Albert Einstein once said, “The definition of insanity is doing the same thing over and over again and expecting different results.”  Yet this is what both lawmakers and railroad companies are doing when it comes to installing Positive Train Control to stop railroad crashes, deaths and derailments.  Lawmakers have already extended the dead line from 2008 to the present and possibly will extend it another five years.  But after each deadline and following extension comes and goes, railroad companies still haven’t implemented the new safety technology.  Meanwhile railroad companies continue to operate without Positive Train Control and more and more people are killed. Recently an Amtrak train slammed into a massive tractor-trailer in North Carolina, injuring 55 people. The federally mandated safety measure requires the installation of Positive Train Control (PTC) in all railroads in order to stop train crashes and derailments.  The Federal Railroad Administration says the system could prevent 52 accidents a year, ranging from nonfatal rail-yard mishaps to deadly train crashes.  2015 was the much extended deadline for railroads to install PTC.  How does PTC work? As experienced Virginia and North Carolina FELA and railroad accident injury attorneys we know that the rail anti-crash technology, known as Positive Train Control or PTC, is designed to automatically stop a train before it is able to run a red signal or get itself into other dangerous situations.

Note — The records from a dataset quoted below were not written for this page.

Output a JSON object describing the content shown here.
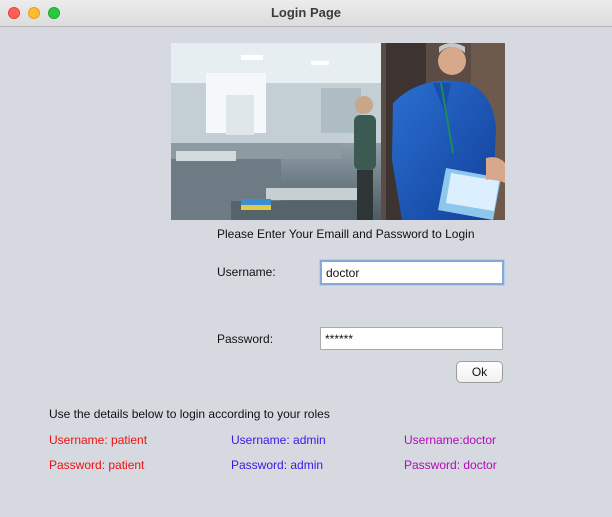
{
  "window": {
    "title": "Login Page"
  },
  "instruction": "Please Enter Your Emaill and Password to Login",
  "form": {
    "username_label": "Username:",
    "username_value": "doctor",
    "password_label": "Password:",
    "password_value": "******",
    "ok_label": "Ok"
  },
  "roles": {
    "heading": "Use the details below to login according to your roles",
    "patient": {
      "username": "Username: patient",
      "password": "Password: patient",
      "color": "#ee1111"
    },
    "admin": {
      "username": "Username: admin",
      "password": "Password: admin",
      "color": "#3a17e8"
    },
    "doctor": {
      "username": "Username:doctor",
      "password": "Password: doctor",
      "color": "#b20ab8"
    }
  },
  "icons": {
    "close": "close-icon",
    "minimize": "minimize-icon",
    "maximize": "maximize-icon"
  }
}
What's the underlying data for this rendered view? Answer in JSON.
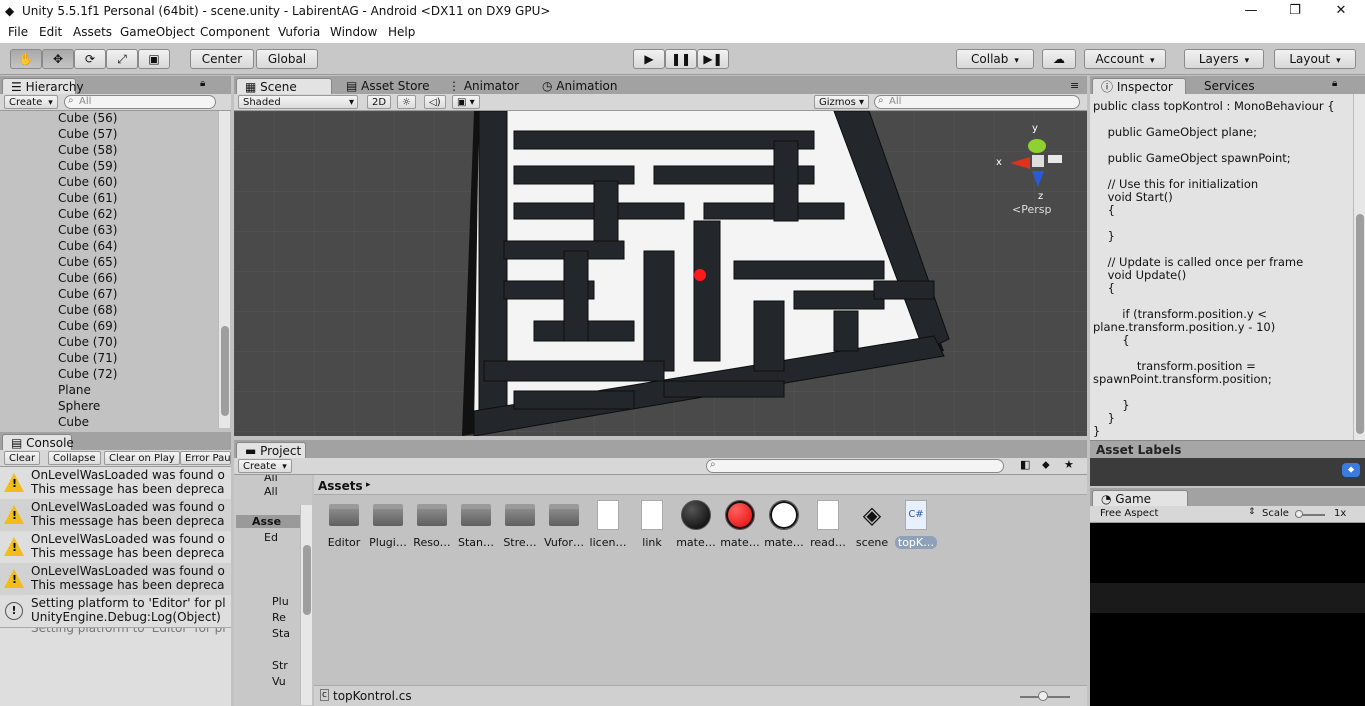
{
  "window": {
    "title": "Unity 5.5.1f1 Personal (64bit) - scene.unity - LabirentAG - Android <DX11 on DX9 GPU>",
    "minimize": "—",
    "maximize": "❐",
    "close": "✕"
  },
  "menu": [
    "File",
    "Edit",
    "Assets",
    "GameObject",
    "Component",
    "Vuforia",
    "Window",
    "Help"
  ],
  "toolbar": {
    "center": "Center",
    "global": "Global",
    "collab": "Collab",
    "account": "Account",
    "layers": "Layers",
    "layout": "Layout",
    "tools": [
      "hand-icon",
      "move-icon",
      "rotate-icon",
      "scale-icon",
      "rect-icon"
    ],
    "play": "▶",
    "pause": "❚❚",
    "step": "▶❚"
  },
  "hierarchy": {
    "tab": "Hierarchy",
    "create": "Create",
    "search_placeholder": "All",
    "items": [
      "Cube (56)",
      "Cube (57)",
      "Cube (58)",
      "Cube (59)",
      "Cube (60)",
      "Cube (61)",
      "Cube (62)",
      "Cube (63)",
      "Cube (64)",
      "Cube (65)",
      "Cube (66)",
      "Cube (67)",
      "Cube (68)",
      "Cube (69)",
      "Cube (70)",
      "Cube (71)",
      "Cube (72)",
      "Plane",
      "Sphere",
      "Cube"
    ]
  },
  "scene": {
    "tabs": [
      "Scene",
      "Asset Store",
      "Animator",
      "Animation"
    ],
    "shading": "Shaded",
    "mode2d": "2D",
    "gizmos": "Gizmos",
    "search_placeholder": "All",
    "persp": "<Persp",
    "axis_x": "x",
    "axis_y": "y",
    "axis_z": "z"
  },
  "console": {
    "tab": "Console",
    "buttons": [
      "Clear",
      "Collapse",
      "Clear on Play",
      "Error Pau"
    ],
    "messages": [
      {
        "type": "warning",
        "line1": "OnLevelWasLoaded was found o",
        "line2": "This message has been depreca"
      },
      {
        "type": "warning",
        "line1": "OnLevelWasLoaded was found o",
        "line2": "This message has been depreca"
      },
      {
        "type": "warning",
        "line1": "OnLevelWasLoaded was found o",
        "line2": "This message has been depreca"
      },
      {
        "type": "warning",
        "line1": "OnLevelWasLoaded was found o",
        "line2": "This message has been depreca"
      },
      {
        "type": "info",
        "line1": "Setting platform to 'Editor' for pl",
        "line2": "UnityEngine.Debug:Log(Object)"
      }
    ],
    "cut": "Setting platform to 'Editor' for pl"
  },
  "project": {
    "tab": "Project",
    "create": "Create",
    "breadcrumb": "Assets",
    "tree": [
      "All",
      "All",
      "Asse",
      "Ed",
      "Plu",
      "Re",
      "Sta",
      "Str",
      "Vu"
    ],
    "assets": [
      {
        "label": "Editor",
        "kind": "folder"
      },
      {
        "label": "Plugi…",
        "kind": "folder"
      },
      {
        "label": "Reso…",
        "kind": "folder"
      },
      {
        "label": "Stan…",
        "kind": "folder"
      },
      {
        "label": "Stre…",
        "kind": "folder"
      },
      {
        "label": "Vufor…",
        "kind": "folder"
      },
      {
        "label": "licen…",
        "kind": "doc"
      },
      {
        "label": "link",
        "kind": "doc"
      },
      {
        "label": "mate…",
        "kind": "ball-black"
      },
      {
        "label": "mate…",
        "kind": "ball-red"
      },
      {
        "label": "mate…",
        "kind": "ball-white"
      },
      {
        "label": "read…",
        "kind": "doc"
      },
      {
        "label": "scene",
        "kind": "unity"
      },
      {
        "label": "topK…",
        "kind": "cs"
      }
    ],
    "status_file": "topKontrol.cs",
    "cs_badge": "C#"
  },
  "inspector": {
    "tabs": [
      "Inspector",
      "Services"
    ],
    "code": [
      "public class topKontrol : MonoBehaviour {",
      "",
      "    public GameObject plane;",
      "",
      "    public GameObject spawnPoint;",
      "",
      "    // Use this for initialization",
      "    void Start()",
      "    {",
      "",
      "    }",
      "",
      "    // Update is called once per frame",
      "    void Update()",
      "    {",
      "",
      "        if (transform.position.y <",
      "plane.transform.position.y - 10)",
      "        {",
      "",
      "            transform.position =",
      "spawnPoint.transform.position;",
      "",
      "        }",
      "    }",
      "}"
    ],
    "asset_labels": "Asset Labels"
  },
  "game": {
    "tab": "Game",
    "aspect": "Free Aspect",
    "scale_label": "Scale",
    "scale_value": "1x"
  },
  "colors": {
    "accent_red": "#ff1a1a",
    "maze_wall": "#1e2124",
    "play_bg": "#d8d8d8"
  }
}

This is an improvement over the signaling systems that are currently in place, which are able to warn train operators of danger, but still allow the possibility of accidents.  The problem is the railroad industry has been resisting the installation of positive train control, PTC, which uses GPS tracking.  Our Virginia and North Carolina railroad accident injury law firm has years of experience in representing both railroad workers and handling major railroad and train derailment accidents.